EFF in the News
Supporters of the measure, including Hanni Fakhoury, a senior attorney for the Electronic Frontier Foundation, said Leno's bill goes beyond federal law to apply to metadata, location information from GPS functions, and data stored electronically beyond 180 days.Read more here: http://www.newsobserver.com/2015/02/08/4540928_tech-firms-back-california-bill.html?rh=1#storylink=cpy
As an Electronic Frontier Foundation activist pointed out earlier today, via Twitter, the concept of a TV screen that might be snooping on your private conversations — and thus broadcasting a chilling effect by inculcating self-censorship within its viewers — is straight out of George Orwell’s 1984:
"Your lives are encoded rather reliably in what you do in your car," said Lee Tien, an attorney with the Electronic Frontier Foundation who is pushing for non-GPS alternatives on the road usage charge committee.Read more here: http://www.fresnobee.com/2015/02/08/4369700_brown-seeks-money-for-fixing-roads.html?rh=1#storylink=cpy
Corynne McSherry, the intellectual property director at the Electronic Frontier Foundation (EFF) told the Daily Beast customers could conceivably want to know more about exactly who has access to their information. “If I were the customer, I might like to know who that third party was, and I'd definitely like to know whether my words were being transmitted in a secure form,” she said.
“Although it may seem like a humane strategy to offer users from developing countries crumbs from the Internet’s table in the form of free access to walled-garden services, such service may thrive at the cost of stifling the development of low-cost, neutral Internet access in those countries for decades to come,” writes the EFF’s Jeremy Malcolm.
A civil liberties group, the Electronic Frontier Foundation, compared supercookies to creating a "license plate for your brain" because everything a person thinks about and searches for online would become linked to an identifying header.
ComputerCOP, a program designed to monitor children's internet use, has previously claimed endorsements that are questionable at best, according to the Electronic Frontier Foundation.

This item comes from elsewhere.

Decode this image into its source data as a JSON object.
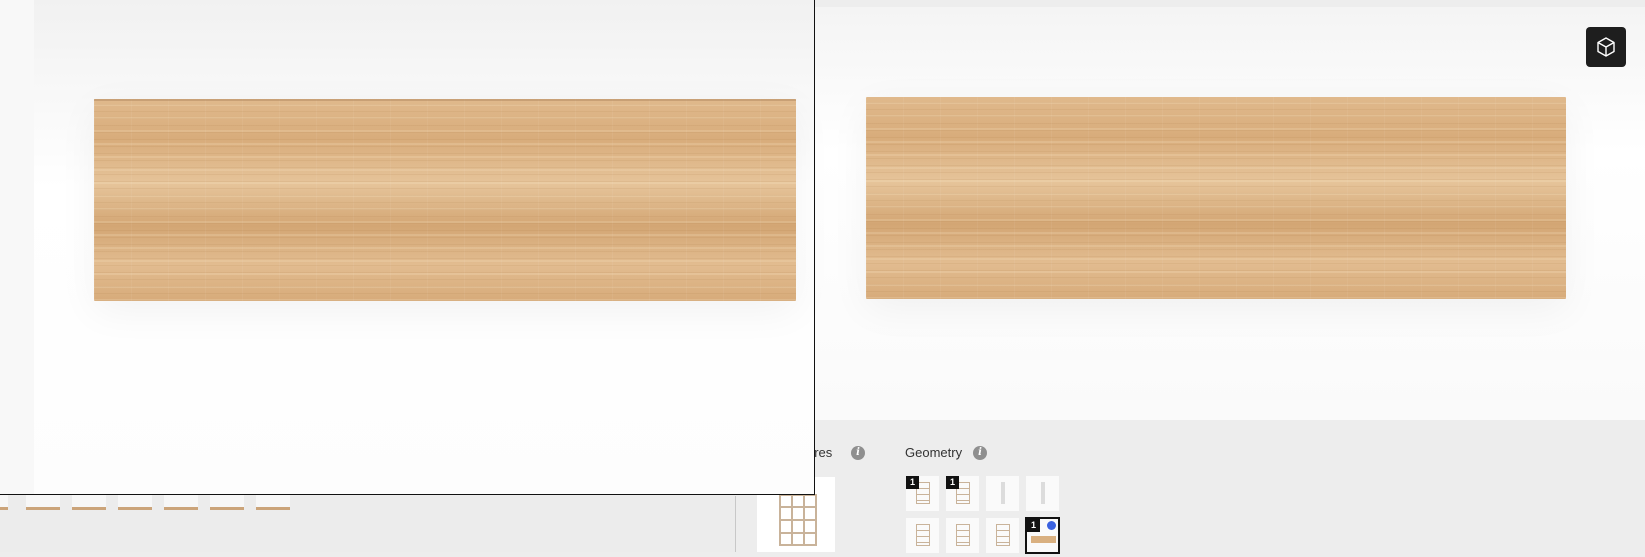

Among them: the U.S. Treasury.
For the time being, privacy advocates are not focusing on fighting for federal legislation. "For activists, it's generally easier to do things at the local and state level," says Nadia Kayyali of the Electronic Frontier Foundation, a privacy and free speech advocacy organization. "Any fight at the local level is more likely to see results, but also does take a much more significant investment in time."
So this may just be an effort to make your SmartTV smarter.
But, said McSherry, “If I were the customer, I might like to know who that third party was, and I’d definitely like to know whether my words were being transmitted in a secure form.” If the transmission is not encrypted, a SmartHacker could conceivably turn your TV into an eavesdropping device.
Meanwhile, the idea of charging a website’s operator with wrongdoing when a user conducts illegal activity raises interesting questions about Internet freedom, says Hanni Fakhoury, an attorney at the Electronic Frontier Foundation.
"The main issue, the main Internet freedom issue is at what point are website operators accountable for what happens on their site? In Silk Road, it's an easy case because they were catering to illegal activity. But what is interesting is that you start with easy cases and then you start to go towards some of the borderline cases," he said to CNBC.